**Problem description**.
Please filter the entries and return only the lines that include "JSON".

--------------------------------

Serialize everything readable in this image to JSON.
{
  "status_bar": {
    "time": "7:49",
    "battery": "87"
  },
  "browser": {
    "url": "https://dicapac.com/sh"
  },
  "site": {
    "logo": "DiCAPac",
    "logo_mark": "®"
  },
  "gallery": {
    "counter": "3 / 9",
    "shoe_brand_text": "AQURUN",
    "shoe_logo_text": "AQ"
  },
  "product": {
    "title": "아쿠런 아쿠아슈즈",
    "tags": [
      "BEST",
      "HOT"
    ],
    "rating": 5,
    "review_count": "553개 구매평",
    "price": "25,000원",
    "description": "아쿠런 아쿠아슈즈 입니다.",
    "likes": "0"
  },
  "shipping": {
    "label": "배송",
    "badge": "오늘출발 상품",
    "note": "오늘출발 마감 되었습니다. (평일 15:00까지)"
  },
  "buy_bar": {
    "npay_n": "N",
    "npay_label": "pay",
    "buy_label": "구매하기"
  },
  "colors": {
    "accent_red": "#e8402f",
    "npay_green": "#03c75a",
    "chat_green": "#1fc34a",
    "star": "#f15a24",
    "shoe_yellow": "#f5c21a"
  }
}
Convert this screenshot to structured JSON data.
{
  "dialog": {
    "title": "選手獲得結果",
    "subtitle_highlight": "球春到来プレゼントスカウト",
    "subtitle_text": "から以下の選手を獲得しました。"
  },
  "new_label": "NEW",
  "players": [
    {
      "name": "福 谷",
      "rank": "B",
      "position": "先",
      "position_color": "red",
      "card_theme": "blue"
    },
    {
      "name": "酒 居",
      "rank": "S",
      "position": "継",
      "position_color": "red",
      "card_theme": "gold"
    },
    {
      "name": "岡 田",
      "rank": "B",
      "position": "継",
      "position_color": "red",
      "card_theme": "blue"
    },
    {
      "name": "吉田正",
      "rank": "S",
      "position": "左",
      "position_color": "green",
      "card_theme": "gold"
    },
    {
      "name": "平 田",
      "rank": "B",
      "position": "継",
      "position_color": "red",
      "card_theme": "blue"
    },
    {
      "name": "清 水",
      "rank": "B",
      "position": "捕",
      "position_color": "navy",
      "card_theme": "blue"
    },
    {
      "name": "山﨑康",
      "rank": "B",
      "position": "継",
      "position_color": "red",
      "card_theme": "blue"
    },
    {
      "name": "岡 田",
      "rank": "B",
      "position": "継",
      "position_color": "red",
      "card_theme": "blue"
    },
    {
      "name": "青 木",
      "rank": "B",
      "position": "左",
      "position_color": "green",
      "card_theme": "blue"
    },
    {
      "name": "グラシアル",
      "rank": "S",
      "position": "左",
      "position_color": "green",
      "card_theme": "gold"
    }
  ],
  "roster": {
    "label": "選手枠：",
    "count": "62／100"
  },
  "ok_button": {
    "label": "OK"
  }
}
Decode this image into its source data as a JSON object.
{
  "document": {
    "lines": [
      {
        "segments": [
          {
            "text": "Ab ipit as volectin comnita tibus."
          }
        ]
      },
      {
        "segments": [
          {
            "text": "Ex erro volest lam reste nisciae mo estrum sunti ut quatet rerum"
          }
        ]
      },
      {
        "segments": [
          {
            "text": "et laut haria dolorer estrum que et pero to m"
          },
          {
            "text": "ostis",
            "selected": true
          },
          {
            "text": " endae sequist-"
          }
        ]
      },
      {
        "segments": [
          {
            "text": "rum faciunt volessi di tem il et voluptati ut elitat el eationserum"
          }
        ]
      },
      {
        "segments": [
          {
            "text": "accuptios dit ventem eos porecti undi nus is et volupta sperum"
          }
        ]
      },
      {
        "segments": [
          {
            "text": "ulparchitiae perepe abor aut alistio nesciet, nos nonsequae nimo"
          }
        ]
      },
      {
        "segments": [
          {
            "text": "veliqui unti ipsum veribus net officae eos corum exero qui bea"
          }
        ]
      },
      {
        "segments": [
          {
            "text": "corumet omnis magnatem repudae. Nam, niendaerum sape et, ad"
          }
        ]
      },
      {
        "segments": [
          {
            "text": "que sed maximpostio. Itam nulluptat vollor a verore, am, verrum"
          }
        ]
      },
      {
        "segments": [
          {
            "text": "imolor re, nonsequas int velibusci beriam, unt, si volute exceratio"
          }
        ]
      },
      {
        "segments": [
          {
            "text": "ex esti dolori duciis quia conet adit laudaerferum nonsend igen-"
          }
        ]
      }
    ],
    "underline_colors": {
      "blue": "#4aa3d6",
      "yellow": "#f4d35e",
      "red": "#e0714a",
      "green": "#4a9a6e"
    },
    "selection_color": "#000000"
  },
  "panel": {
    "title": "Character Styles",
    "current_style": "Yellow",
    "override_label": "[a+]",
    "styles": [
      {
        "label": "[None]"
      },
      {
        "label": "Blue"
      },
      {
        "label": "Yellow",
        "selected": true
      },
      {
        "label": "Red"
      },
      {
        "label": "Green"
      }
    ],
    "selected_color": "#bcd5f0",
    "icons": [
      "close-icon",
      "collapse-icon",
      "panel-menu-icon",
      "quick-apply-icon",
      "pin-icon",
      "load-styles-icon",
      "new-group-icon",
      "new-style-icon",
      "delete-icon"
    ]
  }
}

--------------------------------

**Answer section**.
Serialize everything readable in this image to JSON.
Convert this screenshot to structured JSON data.
Decode this image into its source data as a JSON object.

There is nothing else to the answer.